As we experience a present event in our lives that triggers the memory held in every cell in our bodies, our entire autonomic nervous systems re-experience the original trauma. Certain sounds, smells, or sights can remind us of a time and place that we had no control over bad things that were happening to us. The smell of pipe tobacco is one of those triggers for me. We may come to believe unconsciously that we are the sum total of nothing more than what happened to us.
All of life is then seen through those glasses. Perhaps, we were told or shown that we were not worth taking care of. Within that belief system, we make choices that impact our adult relationships, parenting, careers, and self-care. Our egos, the parts of us that hold those memories and attempt to keep the pain at bay, get caught up and carried along in our own reactivity, leading us to become other than who we really want to be. Instead of taking care of ourselves when we need some down time, we perhaps live out our unconscious belief about our worth by continuing to drive ourselves into the ground.
This presents two problems. First, we come to believe that we are only the culmination of our own thoughts and feelings. Whatever we think and feel has ultimate authority over what we perceive to be true. If something feels a certain way to us, we easily allow that to subvert even the reality of what we see and hear. Second, it perpetuates a cycle of violence that we perpetrate upon ourselves, shaming and beating up the parts of us that need love the most. This self-rejection then sets us up for lifelong abuse by our own hands or minds and the hands of others.

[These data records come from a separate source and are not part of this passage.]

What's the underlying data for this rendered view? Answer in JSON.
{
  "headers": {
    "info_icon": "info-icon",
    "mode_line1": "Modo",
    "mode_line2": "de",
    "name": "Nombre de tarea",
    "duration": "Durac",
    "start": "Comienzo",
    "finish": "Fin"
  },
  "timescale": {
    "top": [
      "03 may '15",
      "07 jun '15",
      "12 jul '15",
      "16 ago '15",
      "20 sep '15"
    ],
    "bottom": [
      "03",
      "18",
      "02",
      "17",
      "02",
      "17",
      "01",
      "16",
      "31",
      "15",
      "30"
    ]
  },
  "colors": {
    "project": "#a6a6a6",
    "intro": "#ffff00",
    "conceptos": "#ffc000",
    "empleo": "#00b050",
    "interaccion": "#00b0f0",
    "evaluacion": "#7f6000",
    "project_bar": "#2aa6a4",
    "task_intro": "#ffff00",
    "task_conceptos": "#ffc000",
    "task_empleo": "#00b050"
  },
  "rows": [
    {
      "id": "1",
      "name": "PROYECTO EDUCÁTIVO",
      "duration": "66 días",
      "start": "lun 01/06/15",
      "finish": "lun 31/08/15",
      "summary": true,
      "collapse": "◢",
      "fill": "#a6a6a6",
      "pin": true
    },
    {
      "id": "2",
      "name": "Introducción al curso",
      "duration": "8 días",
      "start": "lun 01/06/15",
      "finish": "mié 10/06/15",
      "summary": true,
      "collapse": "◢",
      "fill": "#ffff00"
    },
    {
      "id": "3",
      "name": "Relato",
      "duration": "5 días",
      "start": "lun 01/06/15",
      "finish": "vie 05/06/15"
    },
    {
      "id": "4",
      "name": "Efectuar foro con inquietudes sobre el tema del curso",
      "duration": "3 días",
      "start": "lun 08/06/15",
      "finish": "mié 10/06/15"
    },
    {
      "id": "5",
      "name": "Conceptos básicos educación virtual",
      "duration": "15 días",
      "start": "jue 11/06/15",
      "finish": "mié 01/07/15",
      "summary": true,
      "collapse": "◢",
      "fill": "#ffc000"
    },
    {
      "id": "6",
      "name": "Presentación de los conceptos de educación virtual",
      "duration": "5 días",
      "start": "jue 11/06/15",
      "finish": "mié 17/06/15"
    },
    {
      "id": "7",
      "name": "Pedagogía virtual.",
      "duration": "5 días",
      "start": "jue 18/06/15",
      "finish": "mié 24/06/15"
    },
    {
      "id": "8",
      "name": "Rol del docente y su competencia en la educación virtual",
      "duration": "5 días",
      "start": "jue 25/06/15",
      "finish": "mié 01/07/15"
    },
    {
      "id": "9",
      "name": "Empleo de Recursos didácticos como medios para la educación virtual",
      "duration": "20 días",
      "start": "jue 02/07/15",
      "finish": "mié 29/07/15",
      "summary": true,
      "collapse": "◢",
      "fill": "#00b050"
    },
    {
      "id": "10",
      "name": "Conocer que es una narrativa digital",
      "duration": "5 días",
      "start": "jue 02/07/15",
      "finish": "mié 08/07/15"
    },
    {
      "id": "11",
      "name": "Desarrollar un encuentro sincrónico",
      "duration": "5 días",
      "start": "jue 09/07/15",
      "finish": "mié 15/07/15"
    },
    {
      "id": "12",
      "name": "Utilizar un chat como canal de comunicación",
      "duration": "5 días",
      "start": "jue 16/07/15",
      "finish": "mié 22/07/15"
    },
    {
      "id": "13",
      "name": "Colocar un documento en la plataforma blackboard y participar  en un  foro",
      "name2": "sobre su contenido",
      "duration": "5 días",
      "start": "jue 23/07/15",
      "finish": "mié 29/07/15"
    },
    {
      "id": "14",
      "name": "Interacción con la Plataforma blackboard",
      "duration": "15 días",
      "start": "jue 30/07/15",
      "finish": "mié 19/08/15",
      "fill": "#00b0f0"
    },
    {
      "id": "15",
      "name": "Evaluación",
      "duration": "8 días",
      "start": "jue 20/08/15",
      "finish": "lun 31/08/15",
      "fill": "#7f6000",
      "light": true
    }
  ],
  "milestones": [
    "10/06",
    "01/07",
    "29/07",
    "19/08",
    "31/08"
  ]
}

The PTSD that adults suffer from as a result of a temporary trauma can be challenging to heal. We all know of Vietnam veterans who still are unable to enter into life fully without being tortured by their experiences from the war many decades ago. Victims of natural disasters may have many triggers that send them into a fear response though there is no impending storm currently.
Complex PTSD that many people suffer from as a result of ongoing childhood trauma can seem impossible to recover from. Enduring many years of abuse at the hands of those we trusted without an adult to help us understand what happened creates havoc with every part of our minds, bodies, and spirits.
There are many people now working to help those with complex PTSD heal and live thriving lives. These resources cover a large variety of issues including physical, emotional, and spiritual healing. The good news is that we are not alone and there is help! Despite the reality that our brains have been traumatized in a variety of ways, there is great hope for healing. We live in a time where we are gaining understanding of how our bodies, minds, and spirits are affected by trauma and increasing resources daily for addressing those traumatized parts of us. The first, middle, and last thing we need to remember is that we can’t do it alone. Since our egos fail to inform us of the truths outside of our own thoughts and feelings, it is imperative for our healing that we have input from outside sources.